How the conservative plan forced major brands to target LGBTQ people

Target, Bud Light, the Dodgers and Disney have all been backed into a corner over their support of the LGBTQ community. Conservative activists are celebrating.

Anheuser-Busch CEO Brendan Whitworth distanced his company from Mulvaney. He said in the days following the backlash, that the company “never intended” to be a part of a debate that divided people. A week later, Anheuser-Busch confirms media reports stating that two marketing executives involved with the campaign are taking leave.

Drennen stated that Walsh’s increased national recognition for his efforts to limit transition-related medical treatment for minors is part of the reason he is getting traction. In February, Mississippi Governor. Tate Reeves asked Walsh to speak before Reeves signed the bill that would ban transitional care for minors. NBC News reported earlier that month that Walsh’s advocacy influenced Tennessee to reject over $8 million in federal funding to combat HIV.

Drennen stated that “all of this is coordinated effort to make it untenable for trans people to be in public.” “And they’ve tried to do this by removing all political support and any corporate support — basically making it unaffordable to be allied to the trans community.” “I think the main connective tissue is that.”

She also said that Fox News featured a new North Face Campaign featuring drag performer Pattie in a segment that aired on Wednesday. Candace Owens, a conservative commentator, announced on Thursday during her Daily Wire Show, that due to the North Face campaign, there would be “nothing in my house that is from North Face”.

Bob Witeck is the president of Witeck Communications. A firm that specializes in LGBTQ marketing. He said while the controversies around Bud Light and Target may have been “created” a few people, social media and certain news outlets amplified them.

Witeck explained that controversies started by a few people are spread more quickly today. He said that Ben Shapiro was responsible for a part of the conservative reaction to Bud Light’s Dylan Mulvaney Campaign. Other right-wing voices, as well as news, picked it up. Shapiro did not immediately return a request for comment.

He said that conversations about LGBTQ people are “distorted very quickly” at a moment when LGBTQ issues have become more visible. Witeck said that LGBTQ advocates will continue to file legal challenges against anti LGBT laws, because they violate the Supreme Court’s decision in Bostock V. Clayton County. This ruling from 2020 held that gay and transgender workers are protected under Title VII of Civil Rights Act of 1964. This decision was a catalyst for many conservative grassroots activists.

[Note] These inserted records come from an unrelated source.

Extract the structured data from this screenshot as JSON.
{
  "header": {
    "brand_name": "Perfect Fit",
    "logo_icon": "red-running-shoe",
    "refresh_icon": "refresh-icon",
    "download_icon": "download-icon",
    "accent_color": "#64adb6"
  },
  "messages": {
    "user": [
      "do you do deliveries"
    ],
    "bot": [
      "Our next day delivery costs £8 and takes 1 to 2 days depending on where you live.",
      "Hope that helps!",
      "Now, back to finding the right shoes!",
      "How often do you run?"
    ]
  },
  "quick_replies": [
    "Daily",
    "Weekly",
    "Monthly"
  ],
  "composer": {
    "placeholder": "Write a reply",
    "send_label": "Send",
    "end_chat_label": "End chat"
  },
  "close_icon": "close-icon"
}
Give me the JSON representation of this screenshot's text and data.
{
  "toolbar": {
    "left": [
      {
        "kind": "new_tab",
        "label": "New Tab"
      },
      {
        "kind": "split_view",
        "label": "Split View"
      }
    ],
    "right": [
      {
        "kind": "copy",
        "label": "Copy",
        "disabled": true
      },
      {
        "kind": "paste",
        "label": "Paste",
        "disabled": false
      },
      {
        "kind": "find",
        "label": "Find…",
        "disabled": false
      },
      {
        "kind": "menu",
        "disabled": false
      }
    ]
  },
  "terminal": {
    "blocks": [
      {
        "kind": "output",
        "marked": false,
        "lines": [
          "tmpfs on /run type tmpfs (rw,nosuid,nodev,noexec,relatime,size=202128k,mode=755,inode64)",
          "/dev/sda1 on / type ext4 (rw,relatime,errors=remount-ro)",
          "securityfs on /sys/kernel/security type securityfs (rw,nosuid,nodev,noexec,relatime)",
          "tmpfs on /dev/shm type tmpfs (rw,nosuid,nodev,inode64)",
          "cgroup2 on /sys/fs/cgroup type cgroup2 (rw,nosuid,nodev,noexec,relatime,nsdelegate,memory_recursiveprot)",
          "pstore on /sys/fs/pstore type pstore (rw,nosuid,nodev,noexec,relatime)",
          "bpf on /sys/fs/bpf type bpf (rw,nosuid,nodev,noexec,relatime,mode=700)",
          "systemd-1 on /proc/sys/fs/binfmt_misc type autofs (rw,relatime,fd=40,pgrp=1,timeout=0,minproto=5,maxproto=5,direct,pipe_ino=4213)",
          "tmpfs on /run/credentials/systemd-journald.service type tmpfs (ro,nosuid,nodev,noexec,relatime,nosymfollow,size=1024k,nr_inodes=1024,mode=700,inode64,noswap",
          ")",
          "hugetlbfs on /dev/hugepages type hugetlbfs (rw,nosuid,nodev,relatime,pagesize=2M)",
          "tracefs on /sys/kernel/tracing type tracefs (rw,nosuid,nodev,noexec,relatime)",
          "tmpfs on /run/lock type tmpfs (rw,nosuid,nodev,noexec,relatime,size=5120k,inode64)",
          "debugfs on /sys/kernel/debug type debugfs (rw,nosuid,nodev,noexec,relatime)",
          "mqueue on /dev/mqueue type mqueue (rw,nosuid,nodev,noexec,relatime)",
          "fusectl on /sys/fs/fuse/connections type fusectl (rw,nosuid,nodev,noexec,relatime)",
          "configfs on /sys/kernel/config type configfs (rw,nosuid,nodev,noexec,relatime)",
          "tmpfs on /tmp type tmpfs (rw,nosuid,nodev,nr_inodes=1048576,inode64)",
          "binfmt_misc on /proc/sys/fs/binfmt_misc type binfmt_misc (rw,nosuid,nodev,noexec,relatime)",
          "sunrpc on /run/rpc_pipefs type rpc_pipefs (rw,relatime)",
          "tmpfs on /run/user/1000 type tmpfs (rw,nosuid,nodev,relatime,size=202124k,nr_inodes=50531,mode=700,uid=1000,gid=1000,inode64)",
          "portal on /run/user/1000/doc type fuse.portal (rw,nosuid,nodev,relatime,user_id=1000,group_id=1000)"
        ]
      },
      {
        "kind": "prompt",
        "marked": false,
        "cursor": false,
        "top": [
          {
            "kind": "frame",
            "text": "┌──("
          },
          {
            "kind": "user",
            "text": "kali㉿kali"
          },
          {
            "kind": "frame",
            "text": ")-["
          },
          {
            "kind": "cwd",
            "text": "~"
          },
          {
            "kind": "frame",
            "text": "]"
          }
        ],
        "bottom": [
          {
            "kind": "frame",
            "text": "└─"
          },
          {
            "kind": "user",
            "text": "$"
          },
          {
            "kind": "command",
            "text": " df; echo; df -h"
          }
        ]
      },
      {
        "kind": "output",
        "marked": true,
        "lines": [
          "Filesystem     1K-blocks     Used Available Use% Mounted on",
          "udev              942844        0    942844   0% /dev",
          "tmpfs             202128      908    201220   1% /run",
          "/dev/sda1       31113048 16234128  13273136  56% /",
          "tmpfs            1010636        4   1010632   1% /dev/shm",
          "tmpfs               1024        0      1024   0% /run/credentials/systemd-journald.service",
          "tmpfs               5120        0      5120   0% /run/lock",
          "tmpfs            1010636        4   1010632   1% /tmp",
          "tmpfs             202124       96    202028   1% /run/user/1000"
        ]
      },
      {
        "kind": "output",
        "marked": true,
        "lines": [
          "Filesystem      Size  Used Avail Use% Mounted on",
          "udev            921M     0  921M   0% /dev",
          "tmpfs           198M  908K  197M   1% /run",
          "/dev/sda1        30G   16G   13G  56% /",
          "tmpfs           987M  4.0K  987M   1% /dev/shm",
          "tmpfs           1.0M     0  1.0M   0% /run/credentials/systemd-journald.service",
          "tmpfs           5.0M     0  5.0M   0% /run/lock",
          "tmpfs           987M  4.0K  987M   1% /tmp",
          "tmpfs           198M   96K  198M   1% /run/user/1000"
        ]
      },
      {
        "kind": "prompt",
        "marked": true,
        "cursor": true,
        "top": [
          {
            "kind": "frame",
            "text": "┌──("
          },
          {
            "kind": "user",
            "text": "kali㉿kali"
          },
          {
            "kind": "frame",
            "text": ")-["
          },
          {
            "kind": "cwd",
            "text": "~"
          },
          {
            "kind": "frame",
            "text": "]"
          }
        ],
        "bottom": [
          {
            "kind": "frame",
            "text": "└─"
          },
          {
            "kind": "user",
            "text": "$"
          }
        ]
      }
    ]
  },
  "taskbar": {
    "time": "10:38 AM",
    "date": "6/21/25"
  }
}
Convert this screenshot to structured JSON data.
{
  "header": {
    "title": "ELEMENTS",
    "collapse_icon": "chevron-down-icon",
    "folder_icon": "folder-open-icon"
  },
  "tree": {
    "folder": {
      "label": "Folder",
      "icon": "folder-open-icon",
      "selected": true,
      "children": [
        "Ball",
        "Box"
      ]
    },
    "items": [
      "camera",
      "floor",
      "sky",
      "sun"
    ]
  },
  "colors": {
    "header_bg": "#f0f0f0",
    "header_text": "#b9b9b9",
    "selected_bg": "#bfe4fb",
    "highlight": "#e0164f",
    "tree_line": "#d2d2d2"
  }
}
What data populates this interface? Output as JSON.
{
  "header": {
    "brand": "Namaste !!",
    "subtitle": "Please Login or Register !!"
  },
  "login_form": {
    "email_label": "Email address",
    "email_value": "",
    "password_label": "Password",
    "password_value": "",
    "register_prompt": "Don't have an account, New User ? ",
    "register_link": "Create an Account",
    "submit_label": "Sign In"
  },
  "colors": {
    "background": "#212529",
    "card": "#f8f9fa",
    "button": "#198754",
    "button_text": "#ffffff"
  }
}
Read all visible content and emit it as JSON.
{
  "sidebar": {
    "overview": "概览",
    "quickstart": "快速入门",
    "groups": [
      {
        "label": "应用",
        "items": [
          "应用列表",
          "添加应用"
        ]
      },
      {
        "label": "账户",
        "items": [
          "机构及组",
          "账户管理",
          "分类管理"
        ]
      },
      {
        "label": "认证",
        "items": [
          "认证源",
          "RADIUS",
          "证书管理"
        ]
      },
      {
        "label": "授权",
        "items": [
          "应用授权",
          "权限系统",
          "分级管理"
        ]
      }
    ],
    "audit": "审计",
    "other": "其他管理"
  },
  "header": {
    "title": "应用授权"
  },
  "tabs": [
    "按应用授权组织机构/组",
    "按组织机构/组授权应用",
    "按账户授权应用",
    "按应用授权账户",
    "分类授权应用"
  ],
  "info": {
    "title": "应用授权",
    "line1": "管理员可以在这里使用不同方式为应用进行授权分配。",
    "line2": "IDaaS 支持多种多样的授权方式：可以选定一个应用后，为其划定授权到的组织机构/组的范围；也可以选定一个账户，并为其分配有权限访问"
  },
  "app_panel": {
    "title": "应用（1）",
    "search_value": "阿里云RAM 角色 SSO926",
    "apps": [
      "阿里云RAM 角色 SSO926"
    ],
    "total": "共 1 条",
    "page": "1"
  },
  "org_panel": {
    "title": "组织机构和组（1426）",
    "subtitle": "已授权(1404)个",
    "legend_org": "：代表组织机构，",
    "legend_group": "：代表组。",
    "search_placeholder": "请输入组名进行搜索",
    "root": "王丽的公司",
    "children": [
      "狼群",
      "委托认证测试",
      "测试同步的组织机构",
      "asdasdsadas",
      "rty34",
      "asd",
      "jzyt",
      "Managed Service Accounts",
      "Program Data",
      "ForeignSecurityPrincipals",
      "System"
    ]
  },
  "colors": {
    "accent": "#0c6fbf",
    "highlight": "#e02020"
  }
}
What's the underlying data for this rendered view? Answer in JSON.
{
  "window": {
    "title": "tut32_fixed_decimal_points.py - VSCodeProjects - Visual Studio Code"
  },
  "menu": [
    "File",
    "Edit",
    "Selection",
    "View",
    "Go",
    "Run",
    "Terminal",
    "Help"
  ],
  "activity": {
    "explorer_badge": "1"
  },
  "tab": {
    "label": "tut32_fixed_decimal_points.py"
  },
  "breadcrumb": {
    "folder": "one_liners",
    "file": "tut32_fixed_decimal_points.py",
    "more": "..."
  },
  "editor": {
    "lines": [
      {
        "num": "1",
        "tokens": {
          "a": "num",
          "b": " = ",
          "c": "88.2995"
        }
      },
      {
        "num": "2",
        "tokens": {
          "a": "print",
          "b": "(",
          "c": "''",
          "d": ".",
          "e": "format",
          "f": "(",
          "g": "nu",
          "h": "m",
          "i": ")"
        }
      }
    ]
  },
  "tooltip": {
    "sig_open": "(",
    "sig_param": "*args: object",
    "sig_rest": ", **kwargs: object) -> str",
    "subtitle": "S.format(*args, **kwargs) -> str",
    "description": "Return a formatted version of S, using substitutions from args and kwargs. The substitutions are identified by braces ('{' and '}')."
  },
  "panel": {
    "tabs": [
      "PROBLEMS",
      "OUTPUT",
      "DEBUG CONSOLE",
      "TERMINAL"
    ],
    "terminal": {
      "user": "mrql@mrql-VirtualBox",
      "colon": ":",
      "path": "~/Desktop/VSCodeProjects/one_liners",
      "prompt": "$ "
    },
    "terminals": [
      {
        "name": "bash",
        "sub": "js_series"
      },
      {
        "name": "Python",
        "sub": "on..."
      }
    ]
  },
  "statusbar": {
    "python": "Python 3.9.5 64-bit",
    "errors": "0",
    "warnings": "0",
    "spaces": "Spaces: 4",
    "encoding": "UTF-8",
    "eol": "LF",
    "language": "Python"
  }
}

He said that the media was making it easier for them to portray the negative reactions to Target and Bud Light. “These aren’t their main issues,” he added.

Laurel Powell is the director of communications at the Human Rights Campaign in the U.S. She said that “far-right extremists see an opportunity” and this is why conservatives have responded more strongly to Target’s Pride Month Collection.

Powell stated that “we’re coming out of the most hostile, dangerous legislative season in terms of anti-LGBTQ+ laws.” We live in a nation where one of the major social media platforms has become an alt right platform. They see an opening, but they will soon discover that they are not in step with most Americans. They are not in step with the majority of people that believe LGBTQ+ people deserve to be free of discrimination.

In 2016, many major corporations including American Airlines , Apple, Microsoft eBay, and Nike , signed an amicus brief in support of efforts by the Justice Department to block North Carolina’s “bathroom law” which prohibited trans people from using bathrooms that did not match their gender on birth certificates.

Seven years on, American companies and the American public have become more accepting of LGBTQ individuals, both through their internal policies as well as public marketing campaigns. Witeck, however, said that the biggest difference between now and then is that legislators have proposed more than 500 bills restricting LGBTQ rights across dozens of state.

Witeck stated that “in 2016, only one state did something new, which other states didn’t do.” Even 10 of the proposed bills this year are difficult to oppose, and “most major corporations have their headquarters in all those states.”

Witeck stated that he expected Pride Month to be “militant” this year, because LGBTQ people are anxious.

He said that corporate allyship would be put to the test like never before. “Allies must be ready to stand up for their values and grow some spines.”

More Stories

Stay informed by joining TruthRow

24/7 coverage from 1000+ journalists. Subscriber-exclusive events. Unmatched political and international news.

You can cancel anytime